Top of PROVIDED DATA
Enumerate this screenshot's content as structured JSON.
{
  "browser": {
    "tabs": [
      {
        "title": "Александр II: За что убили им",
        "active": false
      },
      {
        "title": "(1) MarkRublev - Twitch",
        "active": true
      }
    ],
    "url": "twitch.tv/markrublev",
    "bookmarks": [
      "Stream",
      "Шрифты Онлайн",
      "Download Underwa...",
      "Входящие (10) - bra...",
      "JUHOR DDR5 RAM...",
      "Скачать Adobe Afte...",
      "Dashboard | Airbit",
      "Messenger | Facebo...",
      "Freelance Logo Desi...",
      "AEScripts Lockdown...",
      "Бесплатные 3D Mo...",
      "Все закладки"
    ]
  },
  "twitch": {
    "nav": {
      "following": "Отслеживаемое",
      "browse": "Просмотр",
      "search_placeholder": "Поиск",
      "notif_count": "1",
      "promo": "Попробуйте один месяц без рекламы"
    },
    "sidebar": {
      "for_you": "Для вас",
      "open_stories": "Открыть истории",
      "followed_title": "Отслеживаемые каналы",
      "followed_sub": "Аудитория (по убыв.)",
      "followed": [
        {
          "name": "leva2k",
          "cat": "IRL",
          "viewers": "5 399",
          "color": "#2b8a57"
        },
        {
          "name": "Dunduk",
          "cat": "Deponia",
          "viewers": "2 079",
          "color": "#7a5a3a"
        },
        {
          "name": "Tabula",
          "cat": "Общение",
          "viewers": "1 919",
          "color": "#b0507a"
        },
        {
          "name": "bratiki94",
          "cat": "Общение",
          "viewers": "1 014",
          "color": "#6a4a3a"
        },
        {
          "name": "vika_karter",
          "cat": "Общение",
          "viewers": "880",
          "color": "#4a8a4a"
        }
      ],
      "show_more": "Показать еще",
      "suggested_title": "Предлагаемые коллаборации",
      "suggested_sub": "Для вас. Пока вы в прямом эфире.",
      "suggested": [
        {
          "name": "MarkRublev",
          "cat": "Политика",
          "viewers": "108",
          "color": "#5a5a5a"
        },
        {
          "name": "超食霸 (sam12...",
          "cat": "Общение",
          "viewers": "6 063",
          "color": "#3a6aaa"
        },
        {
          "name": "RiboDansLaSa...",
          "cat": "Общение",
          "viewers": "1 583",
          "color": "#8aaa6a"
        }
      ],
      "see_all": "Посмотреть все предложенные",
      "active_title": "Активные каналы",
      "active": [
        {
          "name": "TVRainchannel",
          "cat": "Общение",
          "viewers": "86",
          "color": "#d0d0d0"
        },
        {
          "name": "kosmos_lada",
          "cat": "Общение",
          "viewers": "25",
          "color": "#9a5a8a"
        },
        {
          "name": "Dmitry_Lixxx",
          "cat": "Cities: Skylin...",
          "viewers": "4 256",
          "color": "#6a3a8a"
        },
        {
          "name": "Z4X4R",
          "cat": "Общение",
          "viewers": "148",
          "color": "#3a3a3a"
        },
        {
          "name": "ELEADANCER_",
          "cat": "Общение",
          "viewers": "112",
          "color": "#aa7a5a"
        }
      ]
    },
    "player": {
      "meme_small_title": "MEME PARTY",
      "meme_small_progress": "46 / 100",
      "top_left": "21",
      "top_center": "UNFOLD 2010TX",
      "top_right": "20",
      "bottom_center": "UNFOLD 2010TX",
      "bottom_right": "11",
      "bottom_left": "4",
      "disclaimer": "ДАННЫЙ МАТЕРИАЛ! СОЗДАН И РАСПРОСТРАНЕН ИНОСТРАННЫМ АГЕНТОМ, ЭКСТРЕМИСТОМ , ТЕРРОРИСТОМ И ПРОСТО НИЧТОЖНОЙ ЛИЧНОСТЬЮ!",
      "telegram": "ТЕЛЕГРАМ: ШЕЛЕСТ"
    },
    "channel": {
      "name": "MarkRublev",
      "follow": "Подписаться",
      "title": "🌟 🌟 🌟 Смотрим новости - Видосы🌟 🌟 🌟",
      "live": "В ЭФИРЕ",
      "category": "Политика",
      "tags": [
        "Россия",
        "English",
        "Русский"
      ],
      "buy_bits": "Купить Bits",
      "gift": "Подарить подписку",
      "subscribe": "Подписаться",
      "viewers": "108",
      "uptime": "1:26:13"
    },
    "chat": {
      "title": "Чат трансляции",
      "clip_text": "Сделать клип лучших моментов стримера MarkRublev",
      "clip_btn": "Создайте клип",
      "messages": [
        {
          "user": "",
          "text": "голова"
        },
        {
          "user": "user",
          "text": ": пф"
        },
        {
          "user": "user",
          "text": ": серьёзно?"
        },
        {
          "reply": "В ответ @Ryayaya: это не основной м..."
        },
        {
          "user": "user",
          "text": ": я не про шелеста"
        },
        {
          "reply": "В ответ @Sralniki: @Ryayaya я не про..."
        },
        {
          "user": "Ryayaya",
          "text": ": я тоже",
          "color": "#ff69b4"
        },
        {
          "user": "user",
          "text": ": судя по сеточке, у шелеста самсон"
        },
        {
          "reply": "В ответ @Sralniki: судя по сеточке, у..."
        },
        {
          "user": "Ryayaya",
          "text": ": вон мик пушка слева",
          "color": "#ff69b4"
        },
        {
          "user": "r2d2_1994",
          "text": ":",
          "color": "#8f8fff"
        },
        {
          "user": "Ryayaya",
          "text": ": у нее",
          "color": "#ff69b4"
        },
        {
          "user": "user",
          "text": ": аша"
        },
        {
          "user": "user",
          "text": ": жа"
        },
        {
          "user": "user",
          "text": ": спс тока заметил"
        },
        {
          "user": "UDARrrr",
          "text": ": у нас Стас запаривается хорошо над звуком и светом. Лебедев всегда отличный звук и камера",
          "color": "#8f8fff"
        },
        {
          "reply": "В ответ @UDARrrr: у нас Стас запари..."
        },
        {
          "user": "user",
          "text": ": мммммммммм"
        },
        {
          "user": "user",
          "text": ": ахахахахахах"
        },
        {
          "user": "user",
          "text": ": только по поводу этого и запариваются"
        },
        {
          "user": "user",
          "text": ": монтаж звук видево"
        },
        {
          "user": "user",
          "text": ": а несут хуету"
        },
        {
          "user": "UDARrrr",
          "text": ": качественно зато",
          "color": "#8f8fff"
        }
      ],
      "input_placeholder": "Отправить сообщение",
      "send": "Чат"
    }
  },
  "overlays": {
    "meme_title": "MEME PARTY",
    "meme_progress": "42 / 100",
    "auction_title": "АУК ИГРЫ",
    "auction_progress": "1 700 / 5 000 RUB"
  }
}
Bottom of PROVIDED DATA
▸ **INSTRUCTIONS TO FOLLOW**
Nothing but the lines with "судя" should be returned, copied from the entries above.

▸ **SOLUTION BELOW**
          "text": ": судя по сеточке, у шелеста самсон"
          "reply": "В ответ @Sralniki: судя по сеточке, у..."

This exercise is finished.